Poker is a card game that involves strategy, chance and psychology. It is an excellent way to pass the time and make some money. The game is easy to learn, but it is difficult to master. To play well, you must understand the value of a hand and its likelihood of winning. You also need to understand how to read your opponents. The best way to improve is to play with experienced players and take notes. You should also keep records of your gambling income and pay taxes on it.
The game begins when each player puts up an ante. This amount is usually small, but it is mandatory if you want to be dealt in to a hand. If you don’t put up the ante, you can’t play the hand. You can choose to call a bet, raise a bet, or fold the hand. If you say “call,” you are putting up the same amount as the person to your left. If you say “raise,” you are putting in more than the previous player. If you say “drop,” you leave the pot and don’t play the next hand.
There are many different ways to win a poker hand, and the rules of the game vary depending on where you play. For example, some games allow you to draw replacement cards for the ones in your hand, while others don’t. The goal is to make a five-card poker hand that beats all other hands. The best hand wins the pot.
A flush is a hand that contains the same suit as the cards in your hand. For example, if you have four of the same suit, you have a flush. The highest-ranked card in a flush is the winner. A straight is a hand that contains five consecutive cards of the same rank. This hand is ranked higher than a flush, but lower than a full house or a four of a kind.
If you have three of a kind, it is considered the best hand in poker. This is because you have three matching cards, which gives you a good chance of winning. However, you must remember that you can still lose if you have two of the same cards or one of the same card paired with another unmatched card.
Poker is a game that involves luck, but you can improve your chances of winning by learning how to read your opponents and understanding the odds of each hand.
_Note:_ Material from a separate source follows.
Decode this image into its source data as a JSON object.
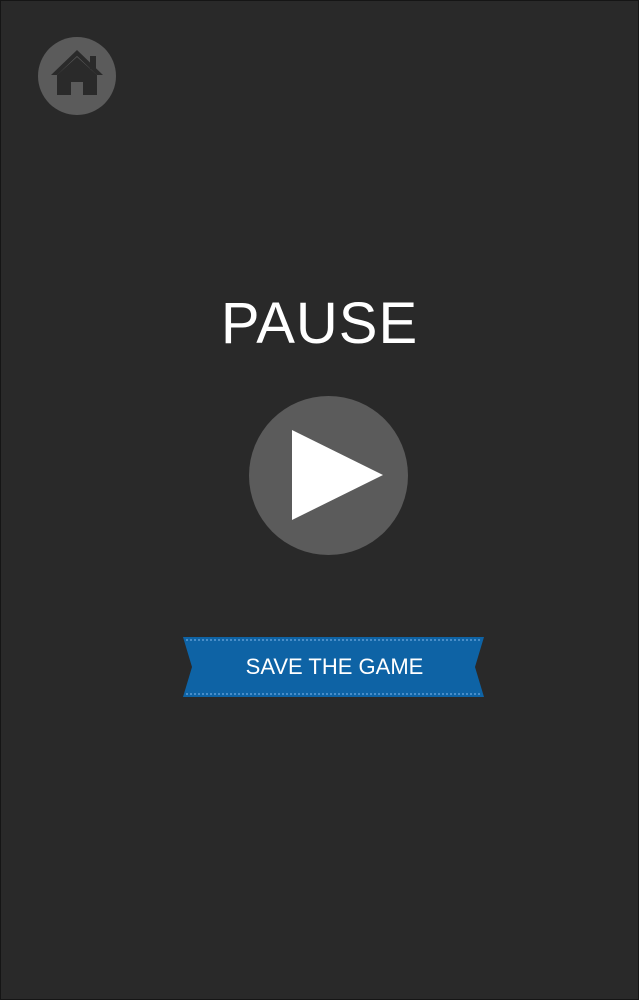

There are many books and websites that can teach you how to play poker. Some of them are free, while others offer in-depth poker theory. A few free poker apps and some YouTube videos will also teach you the basics. You should also try playing a few hands in real life to practice your skills before you start betting for money. You can also find a good poker coach and join a poker forum. However, you should avoid cookie-cutter advice, such as “always 3bet aces” or “check-raise your flush draws.” Each spot is unique and has its own rules.